For this reason, it also pays to keep on top of your employer's profile by following them on social media, setting up Google Alerts with the company name, and so on. Not every bad mention in the press equals impending doom, but you're better off knowing which way the wind is blowing ... even if it's about to change.

Note, also, that your company doesn't need to be doing badly for big changes to impact your career. An acquisition or other structural change could affect you just as much as a business failure.

2. You don't have anything to do.
Your biggest project now belongs to someone else, while your lesser responsibilities have landed on an intern's plate. Your reports are reassigned to another manager, and your clients are gradually making their way to someone else's list.

Meanwhile, you're trying to find ways to keep busy that don't involve Solitaire or wasting time on social media.

Start using that free time to develop a strategy for finding another, better job. (Just don't do any of the actual job searching at work.

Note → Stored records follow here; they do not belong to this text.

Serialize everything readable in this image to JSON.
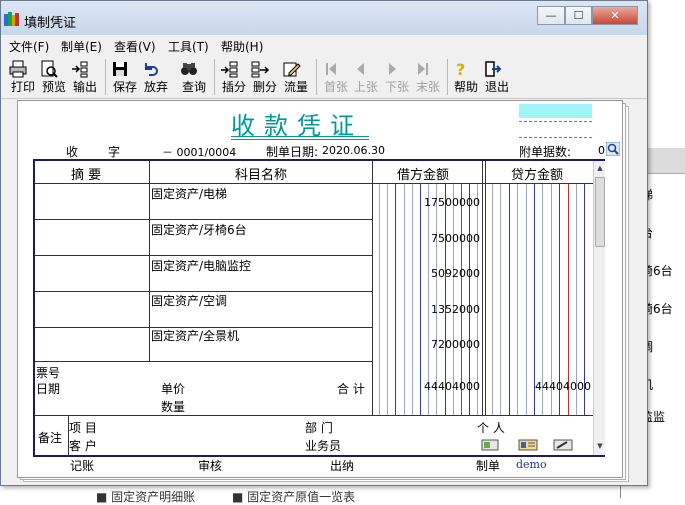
{
  "window": {
    "title": "填制凭证"
  },
  "menu": [
    "文件(F)",
    "制单(E)",
    "查看(V)",
    "工具(T)",
    "帮助(H)"
  ],
  "toolbar": {
    "print": "打印",
    "preview": "预览",
    "export": "输出",
    "save": "保存",
    "discard": "放弃",
    "query": "查询",
    "insert_line": "插分",
    "delete_line": "删分",
    "cashflow": "流量",
    "first": "首张",
    "prev": "上张",
    "next": "下张",
    "last": "末张",
    "help": "帮助",
    "exit": "退出"
  },
  "voucher": {
    "title": "收款凭证",
    "type_label": "收",
    "no_label": "字",
    "number": "－ 0001/0004",
    "date_label": "制单日期:",
    "date": "2020.06.30",
    "attach_label": "附单据数:",
    "attach_count": "0",
    "headers": {
      "summary": "摘 要",
      "account": "科目名称",
      "debit": "借方金额",
      "credit": "贷方金额"
    },
    "rows": [
      {
        "account": "固定资产/电梯",
        "debit": "17500000"
      },
      {
        "account": "固定资产/牙椅6台",
        "debit": "7500000"
      },
      {
        "account": "固定资产/电脑监控",
        "debit": "5092000"
      },
      {
        "account": "固定资产/空调",
        "debit": "1352000"
      },
      {
        "account": "固定资产/全景机",
        "debit": "7200000"
      }
    ],
    "ticket_no_label": "票号",
    "ticket_date_label": "日期",
    "price_label": "单价",
    "qty_label": "数量",
    "total_label": "合 计",
    "total_debit": "44404000",
    "total_credit": "44404000",
    "remarks": {
      "label": "备注",
      "project_label": "项 目",
      "customer_label": "客 户",
      "dept_label": "部 门",
      "salesman_label": "业务员",
      "person_label": "个 人"
    },
    "footer": {
      "bookkeeping": "记账",
      "audit": "审核",
      "cashier": "出纳",
      "maker_label": "制单",
      "maker": "demo"
    }
  },
  "background": {
    "rows": [
      "梯",
      "台",
      "椅6台",
      "椅6台",
      "调",
      "机",
      "监监"
    ],
    "bottom_left": "■ 固定资产明细账",
    "bottom_right": "■ 固定资产原值一览表"
  }
}
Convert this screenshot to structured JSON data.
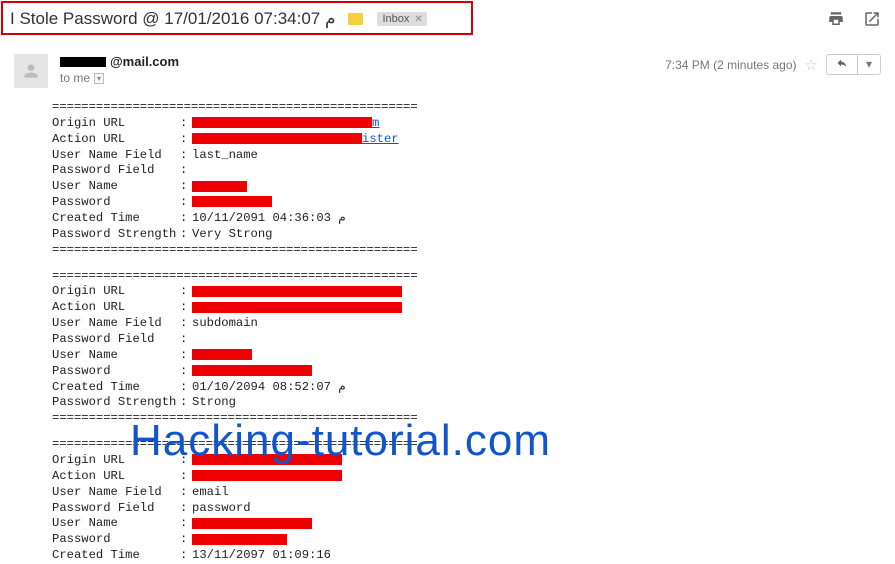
{
  "subject": "I Stole Password @ 17/01/2016 07:34:07 م",
  "inbox_label": "Inbox",
  "sender": {
    "redacted_prefix": true,
    "domain": "@mail.com"
  },
  "to_line": "to me",
  "timestamp": "7:34 PM (2 minutes ago)",
  "watermark": "Hacking-tutorial.com",
  "separator": "==================================================",
  "labels": {
    "origin_url": "Origin URL",
    "action_url": "Action URL",
    "user_name_field": "User Name Field",
    "password_field": "Password Field",
    "user_name": "User Name",
    "password": "Password",
    "created_time": "Created Time",
    "password_strength": "Password Strength"
  },
  "records": [
    {
      "origin_url": {
        "redacted_w": 180,
        "suffix": "m",
        "link": true
      },
      "action_url": {
        "redacted_w": 170,
        "suffix": "ister",
        "link": true
      },
      "user_name_field": "last_name",
      "password_field": "",
      "user_name": {
        "redacted_w": 55
      },
      "password": {
        "redacted_w": 80
      },
      "created_time": "10/11/2091 04:36:03 م",
      "password_strength": "Very Strong"
    },
    {
      "origin_url": {
        "redacted_w": 210
      },
      "action_url": {
        "redacted_w": 210
      },
      "user_name_field": "subdomain",
      "password_field": "",
      "user_name": {
        "redacted_w": 60
      },
      "password": {
        "redacted_w": 120
      },
      "created_time": "01/10/2094 08:52:07 م",
      "password_strength": "Strong"
    },
    {
      "origin_url": {
        "redacted_w": 150
      },
      "action_url": {
        "redacted_w": 150
      },
      "user_name_field": "email",
      "password_field": "password",
      "user_name": {
        "redacted_w": 120
      },
      "password": {
        "redacted_w": 95
      },
      "created_time": "13/11/2097 01:09:16",
      "password_strength": ""
    }
  ]
}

That's a great way to turn a potential layoff into termination for cause.)

3. Your project deadlines just moved up ... and they're all around the same time.
Maybe, however, it's not so much that you don't have anything to do, but that your boss seems to be in a much bigger hurry than usual to get your projects wrapped up. This doesn't necessarily point to imminent dismissal, but if a lot of your deadlines move up all at once, and to the same general timeframe, you could be looking at your own deadline for termination.

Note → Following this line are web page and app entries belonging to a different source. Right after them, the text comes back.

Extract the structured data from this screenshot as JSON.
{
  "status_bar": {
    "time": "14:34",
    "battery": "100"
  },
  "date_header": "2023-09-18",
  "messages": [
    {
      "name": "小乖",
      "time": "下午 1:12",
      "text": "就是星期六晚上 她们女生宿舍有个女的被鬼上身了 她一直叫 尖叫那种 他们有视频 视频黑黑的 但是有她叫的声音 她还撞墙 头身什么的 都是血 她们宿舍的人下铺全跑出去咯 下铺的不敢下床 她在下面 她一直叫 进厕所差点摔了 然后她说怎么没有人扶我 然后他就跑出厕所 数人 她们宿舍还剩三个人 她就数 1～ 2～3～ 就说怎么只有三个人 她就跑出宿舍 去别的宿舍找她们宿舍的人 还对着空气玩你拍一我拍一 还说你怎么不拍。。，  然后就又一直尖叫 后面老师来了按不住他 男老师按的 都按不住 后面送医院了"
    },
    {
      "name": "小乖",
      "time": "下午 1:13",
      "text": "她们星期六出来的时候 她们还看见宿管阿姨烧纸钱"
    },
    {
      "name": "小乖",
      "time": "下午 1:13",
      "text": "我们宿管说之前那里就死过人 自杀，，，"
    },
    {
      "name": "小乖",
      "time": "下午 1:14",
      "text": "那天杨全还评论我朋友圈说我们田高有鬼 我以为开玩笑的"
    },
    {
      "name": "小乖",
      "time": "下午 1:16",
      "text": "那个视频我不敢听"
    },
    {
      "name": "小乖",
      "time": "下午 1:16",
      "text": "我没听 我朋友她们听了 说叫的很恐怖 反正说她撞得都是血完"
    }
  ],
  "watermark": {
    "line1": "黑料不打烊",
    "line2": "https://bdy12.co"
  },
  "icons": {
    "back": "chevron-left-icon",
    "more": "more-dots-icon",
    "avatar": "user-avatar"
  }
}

As mean as it sounds to make someone clear their to-do list before letting them know their services are no longer required, it happens. Keep an eye out, so you can see it coming if it's about to happen to you.

4. Your boss hates you.
Maybe you used to get along, but now you can't seem to communicate about even the most basic issues, or maybe your workday has turned into a blame game, and you're always It. Perhaps there was even an inciting incident, a genuine mistake on your part which no amount of effort or responsibility-taking seems to erase.

Whatever the reason, if the boss doesn't seem to be on your side, it might be time to start polishing your resume.

5. You feel suddenly and completely out of place.
This indicator is a little harder to pin down than some of the others, but it's still worth paying attention to. If you feel like an alien life form at work, with totally different priorities, interests, and perspectives than everyone you're working with, it might be time to move on.

Even if you're not about to be given a cardboard box and told to relocate all your things to your home office, you deserve more out of your employment experience. Start thinking about making a jump to a more congenial corporate culture, before you're pushed out.

Review these 15 tips for getting ready to job search to get started.

* Note: Not all employees who lose their jobs qualify for unemployment. Learn more about who is eligible for benefits, and check with your state unemployment office for specific information.

What Else You Should Know: Should You Quit Before You Get Fired?